Millard Breakaway Longreach Test

Philip Lord — 30 October 2014

The Millard Breakaway Longreach caravan is built to tackle offroad conditions and had to be built tough. But there is no denying the fact that even the toughest offroad caravan of 2000kg-plus is not going to get very far in all arduous offroad conditions.


  • Separate shower fibreglass cubicle
  • Aluminium frame finish
  • External lock in picnic table
  • Two external speakers 
  • Built in pressure hatch (great for off-roading)

It is a physical impossibility; with no driving wheels to pull it out of the mud/soft sand/lumpy steep rock track, the van becomes an anchor for the tow tug. But that doesn’t mean you can’t tow a caravan anywhere off the beaten track – some of Australia’s best attractions are a long way down a rough dirt track or hard-packed sand beach and, if you want a van to make it, you’ll will need strength and clearance, so a van such as the Millard Breakaway Longreach makes a lot of sense.
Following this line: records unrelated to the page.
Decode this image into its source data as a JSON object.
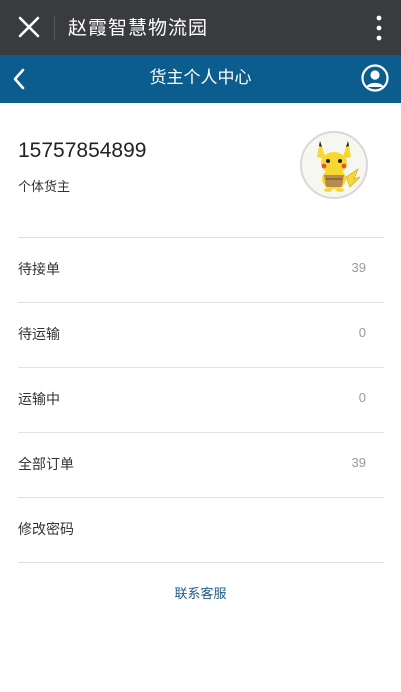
{
  "app": {
    "title": "赵霞智慧物流园",
    "close_icon": "close-icon",
    "more_icon": "more-vertical-icon"
  },
  "nav": {
    "title": "货主个人中心",
    "back_icon": "chevron-left-icon",
    "user_icon": "user-circle-icon"
  },
  "profile": {
    "phone": "15757854899",
    "role": "个体货主",
    "avatar_icon": "pikachu-avatar-icon"
  },
  "menu": {
    "items": [
      {
        "label": "待接单",
        "count": "39"
      },
      {
        "label": "待运输",
        "count": "0"
      },
      {
        "label": "运输中",
        "count": "0"
      },
      {
        "label": "全部订单",
        "count": "39"
      },
      {
        "label": "修改密码",
        "count": ""
      }
    ]
  },
  "footer": {
    "contact_label": "联系客服"
  },
  "colors": {
    "topbar": "#3a3b3f",
    "navbar": "#0a5d8c",
    "link": "#1f5a86"
  }
}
This is the single-axle, two-berth version of the Longreach Breakaway, and it looks striking in its satin black upper and gloss-black lower front checkerplate protection and beefy 16in alloy wheels with Cooper tyres. This is a boon when travelling on outback roads, because it allows you not one but two ‘get out of jail free’ cards. However, being large 16in wheels with offroad rubber, these are heavy items. It’s a shame Millard couldn’t design a set-up where it was easier to dismount/mount the spare wheels. They are bolted high up, which is not unusual for a high-clearance van, but an underbelly, wind-down arrangement could be fitted, which would make wheel changing a lot easier.

The A-frame features a Hitchmaster DO35 coupling, two 9kg gas bottles and a Diamond T Products aluminium locker. Two solid jerry can holders are also fitted, one each side of the locker.

“The Breakaway Longreach appears to offer not only toughness but all the comforts you’d need” 

Along the nearside of the van is a locking picnic table, a 12V and 240V outlet plus an aerial plug for the TV. There are two external speakers set quite low and an LED light sitting just below the Dometic awning. On the offside of the van an external shower is fitted, towards the rear.

The underside is well-protected, with inclusions such as the A-frame water tap protected from stone damage by thick aluminium checkerplate. Ground clearance is excellent for the better part – with only the drop-down steel step exposed to potential damage during sharp-angle situations. In any case, it’s a tough, solid step frame so you’d have to be doing something silly to damage it.


Aside from the use of colour and the plentiful natural light (thanks to the hatches in the toilet and shower letting in light as well as the four hopper windows and door window), the Millard has a plethora of LED lights inside. There are five ceiling-mounted LED lights, an over-sink strip light, two small LED lights in the rangehood, two reading lights at the L-shaped lounge and two at the bedhead.

The electrics are fed by twin deep-cycle 100Ah batteries, mounted externally on a plate fitted on the offside at chassis height. On the roof are twin 150W solar panels to keep the batteries fed when bush camping. A standard 240V inlet is supplied on the offside also.



I liked...

  • Separate shower/toilet
  • Built tough
  • Vast array of storage options

I would have liked

  • More kitchen space
  • Lower mounted spare wheels



The lasting impression of this van is no-nonsense simplicity and toughness. The Breakaway Longreach is designed to be taken into the outback and appears to offer not only the toughness but all the comforts you’d need.


The full test appeared in Caravan World #531, November 2014. Subscribe today for the latest caravan reviews and news every month!


Millard Caravans Breakaway longreach model test review


Jack Murphy